Horror games have made something of a comeback over the past several years. One need only look to the reimagined and remade components of the Resident Evil franchise, Little Nightmares, and The Dark Pictures Anthology for prime examples of how people are clamoring for terrifying experiences again. That said, the form in which horror games have taken nowadays is still a far cry from where they began. While there’s no denying the quality of these frightening new offerings, there are those still longing to see the genre served up in its old-school style.
Enter, Tormented Souls. Dual Effect Games is looking to resurrect those old Resident Evil and Silent Hill vibes with their fear-inducing indie title. And I think it’s safe to say that they pulled off that old-school design, complete with all the positives and negatives once associated with the outdated structure.
Many modern conveniences are stripped away in Dual Effect’s pursuit of crafting a love letter to a bygone era of horror games.
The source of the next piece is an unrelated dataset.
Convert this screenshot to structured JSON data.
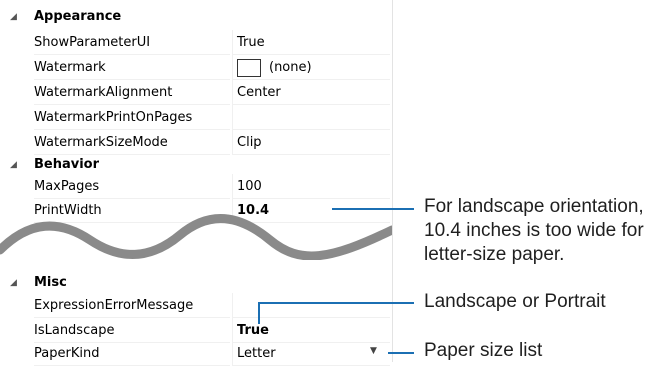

What this means is Tormented Souls unapologetically brings antiquated features and mechanics to the modern era. Fixed camera angles, clunky movement, restrictive save systems, and more combine to take you on a trip back in time. The issue for some may stem from the battle between sweet, alluring nostalgia and the knowledge of modern design borne from over a decade of game development evolution.
Let’s back up a bit, shall we? Tormented Souls is a classically styled horror game that follows Caroline Walker as she attempts to unravel the mysteries surrounding a peculiar letter received from Wildberger Hospital; specifically, the disappearance of two girls. As you might have guessed, Caroline’s detective work doesn’t go smoothly and she lands herself in the abandoned mansion-like interior of Wildberger. However, the “abandoned” piece might be a bit exaggerated, as the narrow halls of the dimly lit construction house horrifying monstrosities hell-bent on killing the stiffly-voiced woman. The harrowing tale arguably doesn’t grasp the player in the same way the visually grim aesthetic manages to.
Overcoming these gruesome entities will take both thoughtfully used firepower and critical thinking. As a homage to horror titles of yesteryear, Tormented Souls combines the fixed combat approach and heavy puzzle integration of Capcom and Konami’s iconic franchise roots. The derelict hospital is in a poor state of repair, leaving Caroline to resolve numerous malfunctions to proceed forward in her effort to stay ahead of the encroaching doom. It’s all here: repairing fuse boxes, manipulating antique clocks, and more. Finding objects of interest and locating their appropriate areas of use will be immediately familiar to longtime horror fans.
Solving a slew of riddles won’t stop the evil lurking in the blindingly dark and all-encompassing shadows (seriously, it’s incredibly dark) from tearing into our heroine. Fortunately, the lead isn’t helpless. Weapons, such as the nailgun and crowbar, offer up ways for Caroline to combat the threats stalking her. Use of force does require attentive resource management, lest an encounter occurs without the necessary tools readily available. A retro aiming system accompanies the fixed camera angles, meaning there is no aiming down sights to be found here. It’s back to rigidly pointing down hallways to hit approaching targets.
Much like everything else in Tormented Souls, the system works as an efficient callback to the genre’s history, but there’s a reason we have moved on from such designs. The controls are clunky and lack the precision afforded by modern third-person games. The Resident Evil 2 Remake stands out as an exceptional reference for how to successfully blend old and new designs. Tormented Souls more strictly adheres to the past, for better or worse.
Tormented Souls Review Verdict
Tormented Souls is a love letter to the earlier years of the horror genre. The fixed camera angles, heavy reliance on puzzle solving, and claustrophobic mansion-style environments all combine to form a package heavily reminiscent of the titles spanning the fifth and sixth console generations. While a trip down memory lane is sure to entice a specific group of people, others may find it difficult to return to a style that has all but been abandoned nowadays. Your experience will be primarily dictated by whether or not nostalgia can overpower the deficiencies in the retro design.
[Editor’s Note: Tormented Souls was reviewed on PC and a copy was provided to us for review purposes.]